The company has been working to develop an innovative HIV treatment that could use immunotherapy to eliminate the possibility for AIDS progression and immunity from future HIV exposures, if successful.
This new possibility is unique because it would focus on immune cells necessary for creating strong immunity against a virus and by protecting these cells to disable HIV. If successful, the cell’s natural process of building immunity can be restored and future exposure to HIV will be countered by an individual’s own immune system.
CEO of AGT, Jeff Galvin, says:
We want to get these people out of jail and back to normal life. We see this as critically important we need to move these people from anti-retroviral control to permanent immunity and we think our project may be able to do that.
AGT expects to hear back from the FDA by the end of the year or early January with information on whether they can move forward with clinical trials or not.
Why is it that news from these scientific institutions is important?
In the early days of the HIV/AIDS crisis, the BioHealth Capital Region was the epicenter of HIV/AIDS research, with much of this groundbreaking research occurring within the lab of the now famed NIH researcher, Dr. Robert Gallo. In 1983 and 1984 Gallo and his collaborators co-discovered and confirmed that the virus responsible for the killer disease known as AIDS was human T lymphotropic virus type III (HTLV-III). Gallo and the company went on to develop the first test that identified the virus in humans—the HIV-antibody blood test.
The 1995 approval of Highly Active Antiretroviral Treatment (HAART), which was the result of the remarkable, collaborative efforts of the scientific community, led to the reduction of AIDS-related deaths and hospitalizations by 60-80%. A short time later what was once a three-drug cocktail had been transformed into a pill taken once daily by HIV sufferers. – biobuzz.io

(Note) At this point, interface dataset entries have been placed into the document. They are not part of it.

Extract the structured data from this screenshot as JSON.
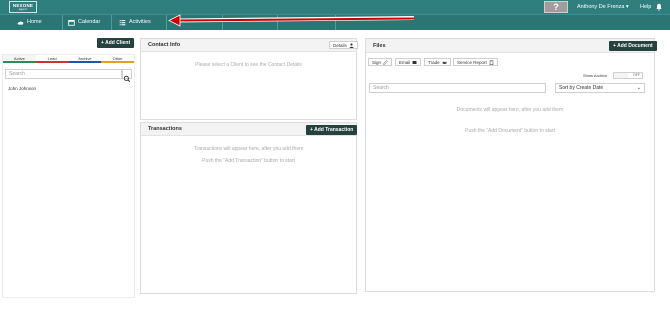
{
  "brand": {
    "logo_main": "NEXONE",
    "logo_sub": "agent"
  },
  "topbar": {
    "help_box": "?",
    "user_name": "Anthony De Frenza ▾",
    "help_label": "Help",
    "bell_icon": "bell-icon"
  },
  "nav": {
    "items": [
      {
        "label": "Home",
        "icon": "cloud-home-icon"
      },
      {
        "label": "Calendar",
        "icon": "calendar-icon"
      },
      {
        "label": "Activities",
        "icon": "list-icon"
      }
    ]
  },
  "annotation": {
    "color": "#cc0000"
  },
  "clients": {
    "add_button": "+ Add Client",
    "tabs": [
      {
        "label": "Active",
        "color": "#2e8b57"
      },
      {
        "label": "Lead",
        "color": "#cc3333"
      },
      {
        "label": "Archive",
        "color": "#2255aa"
      },
      {
        "label": "Other",
        "color": "#e0a020"
      }
    ],
    "search_placeholder": "Search",
    "list": [
      "John Johnson"
    ]
  },
  "contact": {
    "title": "Contact Info",
    "details_button": "Details",
    "empty_text": "Please select a Client to see the Contact Details"
  },
  "transactions": {
    "title": "Transactions",
    "add_button": "+ Add Transaction",
    "empty_line1": "Transactions will appear here, after you add them",
    "empty_line2": "Push the \"Add Transaction\" button to start"
  },
  "files": {
    "title": "Files",
    "add_button": "+ Add Document",
    "actions": [
      "Sign",
      "Email",
      "Trade",
      "Service Report"
    ],
    "show_archive_label": "Show Archive",
    "toggle_state": "OFF",
    "search_placeholder": "Search",
    "sort_value": "Sort by Create Date",
    "empty_line1": "Documents will appear here, after you add them",
    "empty_line2": "Push the \"Add Document\" button to start"
  },
  "colors": {
    "topbar": "#2f7f7e",
    "navbar": "#2b7574",
    "dark_button": "#25423f"
  }
}
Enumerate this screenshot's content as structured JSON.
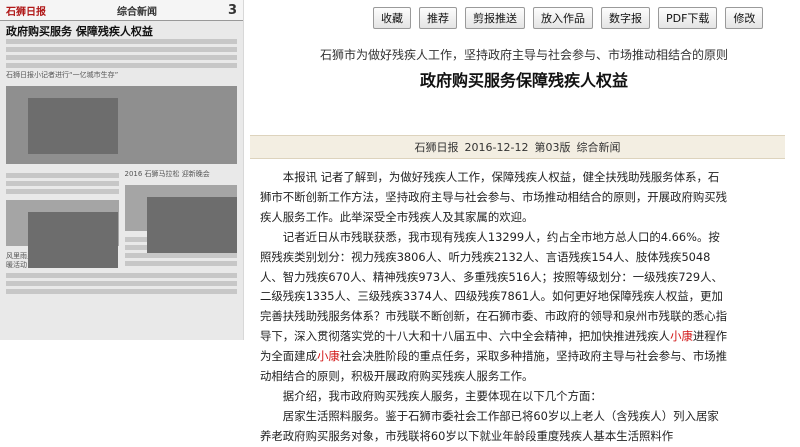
{
  "thumbnail": {
    "logo": "石狮日报",
    "section": "综合新闻",
    "page_number": "3",
    "headline": "政府购买服务 保障残疾人权益",
    "caption1": "石狮日报小记者进行“一亿城市生存”",
    "caption2": "风里雨里踏进社区开展困难家庭送温暖活动",
    "caption3": "2016 石狮马拉松 迎新晚会"
  },
  "toolbar": {
    "collect": "收藏",
    "recommend": "推荐",
    "clip": "剪报推送",
    "add_work": "放入作品",
    "digital": "数字报",
    "pdf": "PDF下载",
    "edit": "修改"
  },
  "article": {
    "subtitle": "石狮市为做好残疾人工作，坚持政府主导与社会参与、市场推动相结合的原则",
    "title": "政府购买服务保障残疾人权益",
    "source": "石狮日报",
    "date": "2016-12-12",
    "page": "第03版",
    "section": "综合新闻",
    "p1": "本报讯 记者了解到，为做好残疾人工作，保障残疾人权益，健全扶残助残服务体系，石狮市不断创新工作方法，坚持政府主导与社会参与、市场推动相结合的原则，开展政府购买残疾人服务工作。此举深受全市残疾人及其家属的欢迎。",
    "p2_before": "记者近日从市残联获悉，我市现有残疾人13299人，约占全市地方总人口的4.66%。按照残疾类别划分：视力残疾3806人、听力残疾2132人、言语残疾154人、肢体残疾5048人、智力残疾670人、精神残疾973人、多重残疾516人；按照等级划分：一级残疾729人、二级残疾1335人、三级残疾3374人、四级残疾7861人。如何更好地保障残疾人权益，更加完善扶残助残服务体系？市残联不断创新，在石狮市委、市政府的领导和泉州市残联的悉心指导下，深入贯彻落实党的十八大和十八届五中、六中全会精神，把加快推进残疾人",
    "hl1": "小康",
    "p2_mid": "进程作为全面建成",
    "hl2": "小康",
    "p2_after": "社会决胜阶段的重点任务，采取多种措施，坚持政府主导与社会参与、市场推动相结合的原则，积极开展政府购买残疾人服务工作。",
    "p3": "据介绍，我市政府购买残疾人服务，主要体现在以下几个方面：",
    "p4": "居家生活照料服务。鉴于石狮市委社会工作部已将60岁以上老人（含残疾人）列入居家养老政府购买服务对象，市残联将60岁以下就业年龄段重度残疾人基本生活照料作"
  }
}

Currently there are approximately 1.1 million people living with HIV/AIDS in the U.S. and over 19.5 million people world-wide estimated to be receiving antiretroviral treatment.